I have a college degree in economics. I concentrated on foreign economic systems, wrote papers on both the Polish and Yugoslav economies and took one class specifically on Karl Marx. As a Christian I saw many problems with Marx’s theories, but I always had a feeling that some day my knowledge of his ideas would come in handy. As a missionary with Jews for Jesus I rarely utilize my economics background, but recently I did find my knowledge of Marx useful in witnessing to one Jewish man.

A Christian man had called our Boston branch office about Louie, an elderly Jewish man. This Christian friend had witnessed to Louie and had sensed some openness to the gospel. I agreed to visit Louie. I found him to be very talkative, especially about his favorite topic, communism. Louie had been a card-carrying member of the Communist Party for many years. He handed me a Communist Party newspaper to read and kept telling me he was more interested in politics than religion.

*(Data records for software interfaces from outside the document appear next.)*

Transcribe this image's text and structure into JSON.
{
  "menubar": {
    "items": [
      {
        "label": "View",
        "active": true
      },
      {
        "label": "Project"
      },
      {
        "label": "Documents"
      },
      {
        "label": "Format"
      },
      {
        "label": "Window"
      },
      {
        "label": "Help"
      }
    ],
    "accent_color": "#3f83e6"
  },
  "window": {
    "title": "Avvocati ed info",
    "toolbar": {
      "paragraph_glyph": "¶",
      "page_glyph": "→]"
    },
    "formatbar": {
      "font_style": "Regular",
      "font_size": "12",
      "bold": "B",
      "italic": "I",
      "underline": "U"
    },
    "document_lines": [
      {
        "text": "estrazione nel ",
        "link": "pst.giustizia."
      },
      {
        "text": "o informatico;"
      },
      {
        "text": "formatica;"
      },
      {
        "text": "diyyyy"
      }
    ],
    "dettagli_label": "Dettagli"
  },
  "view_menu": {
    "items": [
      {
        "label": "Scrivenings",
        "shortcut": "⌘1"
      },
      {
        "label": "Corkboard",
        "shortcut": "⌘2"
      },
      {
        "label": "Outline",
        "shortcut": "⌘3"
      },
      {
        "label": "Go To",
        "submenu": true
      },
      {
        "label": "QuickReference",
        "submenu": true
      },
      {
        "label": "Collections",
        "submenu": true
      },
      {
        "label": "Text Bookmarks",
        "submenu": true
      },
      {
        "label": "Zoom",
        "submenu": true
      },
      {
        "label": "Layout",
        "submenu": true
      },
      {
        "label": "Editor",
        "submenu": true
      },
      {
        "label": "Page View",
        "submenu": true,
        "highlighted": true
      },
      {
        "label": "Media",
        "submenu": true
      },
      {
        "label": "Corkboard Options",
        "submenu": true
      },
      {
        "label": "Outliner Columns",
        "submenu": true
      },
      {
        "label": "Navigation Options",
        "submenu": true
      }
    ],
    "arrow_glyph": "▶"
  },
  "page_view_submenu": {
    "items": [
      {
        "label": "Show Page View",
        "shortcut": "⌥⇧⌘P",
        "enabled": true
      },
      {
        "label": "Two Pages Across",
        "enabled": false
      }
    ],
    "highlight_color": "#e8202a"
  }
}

On a subsequent visit I decided to tell Louie about my background in economics and my experience reading Karl Marx’s works. Louie had told me that most people he knew were ignorant about communism and Karl Marx’s theories. He had assumed that I was in that category, so when I told him of my background he was quite surprised. When I mentioned that I had read, "The Communist Manifesto," "Das Kapital" and numerous other Marx works, Louie’s boldness about communism subsided a little. He had not read that much about Marx’s original works.

Knowing that Louie believed in God, I was now able to voice my greatest objection to Marx’s theory: Marx was an atheist. He believed that faith in God was bad for society and that atheism was the very framework for communism. We looked up the word "atheism" in one of  Louie’s books on Marx, which confirmed my statements. After that Louie was much more reluctant to push for a conversation on politics. In fact our conversation now turned more towards spiritual issues.

Louie affirmed that he did believe in God. He said he did not read the Bible much, but he did have one, which he used occasionally for reference. That led the way for us to look at some Scripture passages and talk more about Jesus, and his messianic claims. Louie was surprised that Jesus actually claimed to be the Messiah. We looked at Matthew 26:63-64 and Mark 15:1-2 and talked a little more about Jesus and the New Testament. Louie said he had enjoyed our conversation, and I told him that I would visit again.

Since those first two visits I have talked with Louie many more times. Occasionally, he brings up his interest in politics and communism, but I quickly remind him about Marx and atheism, and we are soon able to move to another topic.

I am thankful that the Lord is able to utilize my economics background in my witness to Louie. I know that he has been planting some spiritual seeds in Louie’s life. If nothing else, Louie’s behavior hints at that. For example, for someone who does not yet believe in Jesus, he has an unusual way of saying goodbye to a missionary. Whenever I leave Louie’s house, he always says, "Keep up the good work!" And with God’s help, I will.